A big policy battle is heating up in Tokyo as ministries and business leaders consider what needs to be done to fulfil Prime Minister Yoshihide Suga’s promise of reaching net zero carbon emissions by 2050.


Addressing 40 world leaders at the virtual Leaders' Summit on Climate on 22nd April, PM Suga said that Japan would take a leadership role on climate change by striving to hit what he called "one of the world’s most ambitious targets."

Japan’s new target is to cut greenhouse gas emissions by 46% by 2030 from 2013 levels. The new target certainly represents a sharp upgrade from July 2015, when Japan pledged to cut its CO2 emissions by 26%, but experts say it’s still not enough for Tokyo to achieve its goal of hitting net zero carbon emissions by 2050.

Douglas Perkins, CC0, via Wikimedia Commons

Japan is the world’s sixth-biggest emitter, responsible for 3.2% of CO2 emissions. While this puts it a long way behind China, the United States, and the EU, the world's biggest polluters, Japan's contribution to global heating is far from negligible.

At the Leaders' Summit on Climate, PM Suga emphasized that his government would prioritize the expansion of renewable energy, which does not rely on fossil fuels for generating electricity, and energy saving.

The day after the summit, Industry Minister Hiroshi Kajiyama said that Japan would raise the contribution made by renewable, hydro and nuclear power to more than 50% of total electricity production by 2030.

To achieve that, the government will have to double the amount of renewable electricity Japan produced in 2019. The current basic energy policy from 2018 aims to derive 20-22% of power from nuclear and 22-24% from renewables by 2030.

A map showing the location of Japan's nuclear power plants. | kbegemot, CC BY 3.0, via Wikimedia Commons

Minister Kajiyama acknowledged that the government expects to face stiff opposition from vested interests. When PM Suga pledged to end sales of gasoline-powered vehicles by 2035, the Ministry of Economy, Trade and Industry (METI) issued its “Green Growth” agenda, in which it redefined 'electric cars' to include hybrids. In the runup to the Leaders' Summit on Climate, METI said it wanted Japan to up its planned cut in carbon emissions by just 35%.

There are similar splits in the business world. For the time being, it would appear that the 200 leading companies in the Japan Climate Initiative have won the battle. In the runup to the Leaders' Summit on Climate, they had been calling on the government to reduce emissions by 45-50%, which would put Japan more in line with the targets set by the E.U. and the U.S.
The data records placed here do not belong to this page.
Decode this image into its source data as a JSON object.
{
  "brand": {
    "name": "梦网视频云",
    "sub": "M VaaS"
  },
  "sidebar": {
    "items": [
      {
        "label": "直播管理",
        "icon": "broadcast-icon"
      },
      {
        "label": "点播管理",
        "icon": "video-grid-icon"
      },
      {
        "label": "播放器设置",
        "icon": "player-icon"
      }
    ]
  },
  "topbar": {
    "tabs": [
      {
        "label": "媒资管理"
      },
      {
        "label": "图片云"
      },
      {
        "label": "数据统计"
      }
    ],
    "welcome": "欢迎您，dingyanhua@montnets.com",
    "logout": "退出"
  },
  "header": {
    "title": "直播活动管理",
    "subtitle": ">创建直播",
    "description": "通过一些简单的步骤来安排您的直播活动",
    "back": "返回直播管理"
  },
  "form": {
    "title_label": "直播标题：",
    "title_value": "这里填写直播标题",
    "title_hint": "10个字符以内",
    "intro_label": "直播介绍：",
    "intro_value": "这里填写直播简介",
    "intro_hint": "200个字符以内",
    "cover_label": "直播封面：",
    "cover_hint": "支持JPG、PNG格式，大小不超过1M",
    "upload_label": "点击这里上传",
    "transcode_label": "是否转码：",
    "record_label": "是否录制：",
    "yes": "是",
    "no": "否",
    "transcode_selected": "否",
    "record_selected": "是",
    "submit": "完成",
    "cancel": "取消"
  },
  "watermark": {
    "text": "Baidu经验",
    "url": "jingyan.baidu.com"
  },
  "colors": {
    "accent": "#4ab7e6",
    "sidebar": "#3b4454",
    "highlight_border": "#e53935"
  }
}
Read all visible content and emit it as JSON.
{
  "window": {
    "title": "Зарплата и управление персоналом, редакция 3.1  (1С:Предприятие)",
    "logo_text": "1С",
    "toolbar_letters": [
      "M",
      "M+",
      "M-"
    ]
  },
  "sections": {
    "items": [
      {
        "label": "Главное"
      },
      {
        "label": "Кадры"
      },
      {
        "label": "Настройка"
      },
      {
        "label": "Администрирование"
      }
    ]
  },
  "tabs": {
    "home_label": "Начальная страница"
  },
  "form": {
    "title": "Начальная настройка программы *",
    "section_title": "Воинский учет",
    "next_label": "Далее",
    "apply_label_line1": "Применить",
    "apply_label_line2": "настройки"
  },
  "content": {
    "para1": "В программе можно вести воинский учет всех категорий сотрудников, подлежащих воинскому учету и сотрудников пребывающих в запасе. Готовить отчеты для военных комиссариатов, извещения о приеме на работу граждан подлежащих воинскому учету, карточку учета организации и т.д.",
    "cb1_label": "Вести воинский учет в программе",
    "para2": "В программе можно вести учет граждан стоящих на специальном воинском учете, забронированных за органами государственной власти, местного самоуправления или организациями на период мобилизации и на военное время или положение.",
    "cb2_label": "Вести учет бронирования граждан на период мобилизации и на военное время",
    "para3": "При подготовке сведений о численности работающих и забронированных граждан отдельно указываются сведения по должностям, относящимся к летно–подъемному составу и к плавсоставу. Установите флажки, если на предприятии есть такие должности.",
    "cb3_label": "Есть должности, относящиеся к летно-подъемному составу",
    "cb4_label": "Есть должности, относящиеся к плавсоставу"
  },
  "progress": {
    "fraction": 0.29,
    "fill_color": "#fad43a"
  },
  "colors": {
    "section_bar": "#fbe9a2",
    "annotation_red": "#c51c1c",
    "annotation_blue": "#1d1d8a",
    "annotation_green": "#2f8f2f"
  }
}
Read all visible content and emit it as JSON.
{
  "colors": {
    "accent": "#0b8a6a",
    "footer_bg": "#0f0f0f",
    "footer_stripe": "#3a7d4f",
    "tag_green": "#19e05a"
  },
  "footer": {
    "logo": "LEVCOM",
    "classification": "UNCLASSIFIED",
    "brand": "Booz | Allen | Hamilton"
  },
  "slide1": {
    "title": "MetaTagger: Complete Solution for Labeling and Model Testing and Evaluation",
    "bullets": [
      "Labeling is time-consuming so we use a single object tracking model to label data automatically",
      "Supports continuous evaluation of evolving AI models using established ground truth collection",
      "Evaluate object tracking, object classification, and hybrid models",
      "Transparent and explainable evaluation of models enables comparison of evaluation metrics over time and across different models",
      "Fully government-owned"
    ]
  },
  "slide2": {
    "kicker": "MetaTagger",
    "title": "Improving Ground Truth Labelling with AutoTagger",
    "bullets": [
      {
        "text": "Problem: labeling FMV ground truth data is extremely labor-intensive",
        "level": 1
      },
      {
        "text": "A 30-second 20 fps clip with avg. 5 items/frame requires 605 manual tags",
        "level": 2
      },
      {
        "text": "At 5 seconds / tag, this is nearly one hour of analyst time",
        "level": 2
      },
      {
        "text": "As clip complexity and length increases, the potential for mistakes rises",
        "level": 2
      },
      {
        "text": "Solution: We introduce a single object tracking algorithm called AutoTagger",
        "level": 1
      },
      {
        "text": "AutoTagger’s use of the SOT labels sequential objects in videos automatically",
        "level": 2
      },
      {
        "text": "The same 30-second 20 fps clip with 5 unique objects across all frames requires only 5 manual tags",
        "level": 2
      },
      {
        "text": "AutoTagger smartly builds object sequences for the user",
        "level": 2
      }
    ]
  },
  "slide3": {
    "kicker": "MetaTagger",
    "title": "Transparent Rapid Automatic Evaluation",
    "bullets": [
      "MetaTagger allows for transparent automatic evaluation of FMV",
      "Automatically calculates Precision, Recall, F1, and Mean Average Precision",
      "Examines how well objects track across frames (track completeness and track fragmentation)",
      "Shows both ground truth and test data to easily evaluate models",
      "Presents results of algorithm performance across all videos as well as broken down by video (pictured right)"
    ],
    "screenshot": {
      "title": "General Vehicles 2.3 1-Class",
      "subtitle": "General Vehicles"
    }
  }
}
PM Suga has pledged a fundamental reversal of policy on coal. He has yet to give any details, but METI wants to keep coal at 26% of Japan’s electricity production, and Keidanren, Japan's main business lobby, has also been pushing to retain coal production.

Most commentators believe that PM Suga is genuinely concerned about the importance of reducing Japan's carbon emissions. What is in question is just how much power he has to get his way. METI and Keidanren are powerful players, and Suga's polling numbers are not strong enough to allow him to force the issue.

All the same, growing numbers of people in the corporate world are in favour of taking decisive action, and their case has only been bolstered by the election of Joe Biden, who has made tough action on reducing carbon emissions a central plank of his administration.



1. "Japan's Looming Climate Showdown" (Richard Katz, Foreign Affairs, April 21st, 2021
2. "Japan’s new emissions goals a step forward but not enough to hit 2050 target" (Osamu Tsukimori, Japan Times, April 23, 2021)

By - George Lloyd.